When it comes time to take the standardized tests that the federal government uses to measure public schools, many of Harper’s students at White Mountain Middle School merely pick answers at random, not realizing the potentially severe consequences for their school.

Across the country this year, thousands of schools were deemed “failing” because of the test performance of special ed students.

Carson High School was among them. Although the school passed as a whole, the special education population failed to make the adequate yearly progress mark.

The results have provoked feelings of fury, helplessness and amusement in teachers like Harper, who say that because of some of their students’ disabilities, there is no realistic way to ever meet the expectations of a new federal law backed by the Bush administration that requires that 99 percent of all children be performing at or above grade level by 2014.

If schools fail to meet those targets, they risk being taken over by the state or private companies; teachers can lose their jobs.

“These children are going to plateau at a certain level – that is the nature of a disability,” said Harper, who teaches students with autism, learning disabilities, mental retardation, Tourette’s syndrome, vision and hearing deficiencies and brain injuries. “These kids are not going to grow out of it, not going to grow up and be OK. It’s sad, but that is the way it is.”

Special education has been a battleground for years. Parents of special ed students fought long and hard for their children to be included in mainstream classrooms, and for the money to provide them with extra help.

Now the new law, dubbed No Child Left Behind, has focused even more attention on special education, because of the consequences for entire schools.

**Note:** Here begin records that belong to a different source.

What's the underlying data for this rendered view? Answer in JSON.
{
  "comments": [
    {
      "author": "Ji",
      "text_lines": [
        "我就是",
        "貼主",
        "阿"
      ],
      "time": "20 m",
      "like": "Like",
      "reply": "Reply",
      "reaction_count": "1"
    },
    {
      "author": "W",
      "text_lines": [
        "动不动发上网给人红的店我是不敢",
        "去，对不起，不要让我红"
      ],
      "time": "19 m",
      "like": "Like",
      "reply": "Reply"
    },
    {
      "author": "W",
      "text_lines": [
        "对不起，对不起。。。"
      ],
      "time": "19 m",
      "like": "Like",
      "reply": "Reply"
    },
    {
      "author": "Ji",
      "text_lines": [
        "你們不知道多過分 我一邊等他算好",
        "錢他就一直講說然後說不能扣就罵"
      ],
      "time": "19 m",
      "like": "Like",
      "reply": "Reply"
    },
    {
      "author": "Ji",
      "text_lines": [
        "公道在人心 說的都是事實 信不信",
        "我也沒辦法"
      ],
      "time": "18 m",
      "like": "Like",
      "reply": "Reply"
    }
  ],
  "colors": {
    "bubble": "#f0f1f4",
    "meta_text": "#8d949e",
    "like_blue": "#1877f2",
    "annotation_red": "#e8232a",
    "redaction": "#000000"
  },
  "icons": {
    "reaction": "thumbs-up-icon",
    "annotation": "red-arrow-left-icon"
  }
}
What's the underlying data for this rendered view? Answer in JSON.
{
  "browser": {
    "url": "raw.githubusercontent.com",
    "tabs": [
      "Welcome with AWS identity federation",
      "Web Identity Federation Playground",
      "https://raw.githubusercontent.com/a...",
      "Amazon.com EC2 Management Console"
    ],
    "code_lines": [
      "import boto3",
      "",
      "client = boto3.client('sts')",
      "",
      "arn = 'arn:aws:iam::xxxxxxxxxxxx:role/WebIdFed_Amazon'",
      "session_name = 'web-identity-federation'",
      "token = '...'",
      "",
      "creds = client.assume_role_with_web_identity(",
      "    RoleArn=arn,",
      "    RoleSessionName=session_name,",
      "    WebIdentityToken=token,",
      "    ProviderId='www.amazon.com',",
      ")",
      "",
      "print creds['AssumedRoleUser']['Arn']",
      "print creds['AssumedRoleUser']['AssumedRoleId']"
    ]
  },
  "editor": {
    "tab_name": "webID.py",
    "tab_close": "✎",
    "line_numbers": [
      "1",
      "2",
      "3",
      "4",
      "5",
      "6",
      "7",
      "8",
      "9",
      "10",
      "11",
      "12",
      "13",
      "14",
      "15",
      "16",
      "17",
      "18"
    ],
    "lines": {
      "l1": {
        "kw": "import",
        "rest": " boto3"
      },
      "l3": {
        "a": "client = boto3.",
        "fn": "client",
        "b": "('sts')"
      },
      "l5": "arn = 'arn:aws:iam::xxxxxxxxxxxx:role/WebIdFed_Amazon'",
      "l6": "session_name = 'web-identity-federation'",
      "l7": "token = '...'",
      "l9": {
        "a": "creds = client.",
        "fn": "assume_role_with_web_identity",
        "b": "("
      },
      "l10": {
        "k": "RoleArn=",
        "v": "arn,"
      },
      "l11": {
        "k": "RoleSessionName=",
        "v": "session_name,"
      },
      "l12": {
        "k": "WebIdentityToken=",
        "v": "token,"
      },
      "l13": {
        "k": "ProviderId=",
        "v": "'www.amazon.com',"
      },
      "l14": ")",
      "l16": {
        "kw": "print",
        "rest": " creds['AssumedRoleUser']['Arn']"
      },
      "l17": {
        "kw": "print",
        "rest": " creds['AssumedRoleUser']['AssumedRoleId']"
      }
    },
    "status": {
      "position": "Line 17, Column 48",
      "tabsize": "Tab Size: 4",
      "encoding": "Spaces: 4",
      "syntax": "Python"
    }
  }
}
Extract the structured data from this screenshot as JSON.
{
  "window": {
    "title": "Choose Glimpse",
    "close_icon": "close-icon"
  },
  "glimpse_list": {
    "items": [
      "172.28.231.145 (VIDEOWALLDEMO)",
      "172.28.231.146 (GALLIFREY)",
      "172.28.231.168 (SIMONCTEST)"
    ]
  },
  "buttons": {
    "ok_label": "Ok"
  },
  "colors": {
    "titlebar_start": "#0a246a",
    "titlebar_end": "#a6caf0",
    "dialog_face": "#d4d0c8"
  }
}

The law mandates that schools bring all groups of students up to grade level on standardized reading and math tests, including special ed students and those who do not speak English. If even one of those groups fails to meet progress targets for two years in a row, an entire school can be listed as failing and face an escalating list of sanctions.

In Carson City, seven of the district’s nine schools were classified as failing, although each met the standards schoolwide. Across Nevada, about 30 percent of the schools did not make adequate yearly progress.

In South Carolina, more than three-fourths of schools were listed as failing. Sandra Lindsay, the state’s deputy education secretary, said special education was the most common denominator.

In Nashville, Tenn., schools director Pedro Garcia called it “ludicrous, to give a (special ed) student a test that they cannot read or understand, much less know the answer.”

In Oregon, 202 schools reported that their special education students had failed to make the desired progress in reading; 181 said that was true for math.

The government is defending the special education portion of the law, though officials said some changes are in the works that would give more leeway to the most seriously disabled children and their teachers.

However, the Education Department does not want to let all special education students and their teachers off the hook, said Ronald Tomalis, acting assistant secretary for elementary and secondary education.

“There have been low expectations for some of these children all along,” he said. “And that’s not because of mental abilities, but because of poor instruction received in the early grades. We need to challenge schools that these children can achieve. Sure, they will need an intensive program, but they can be brought up to grade level.”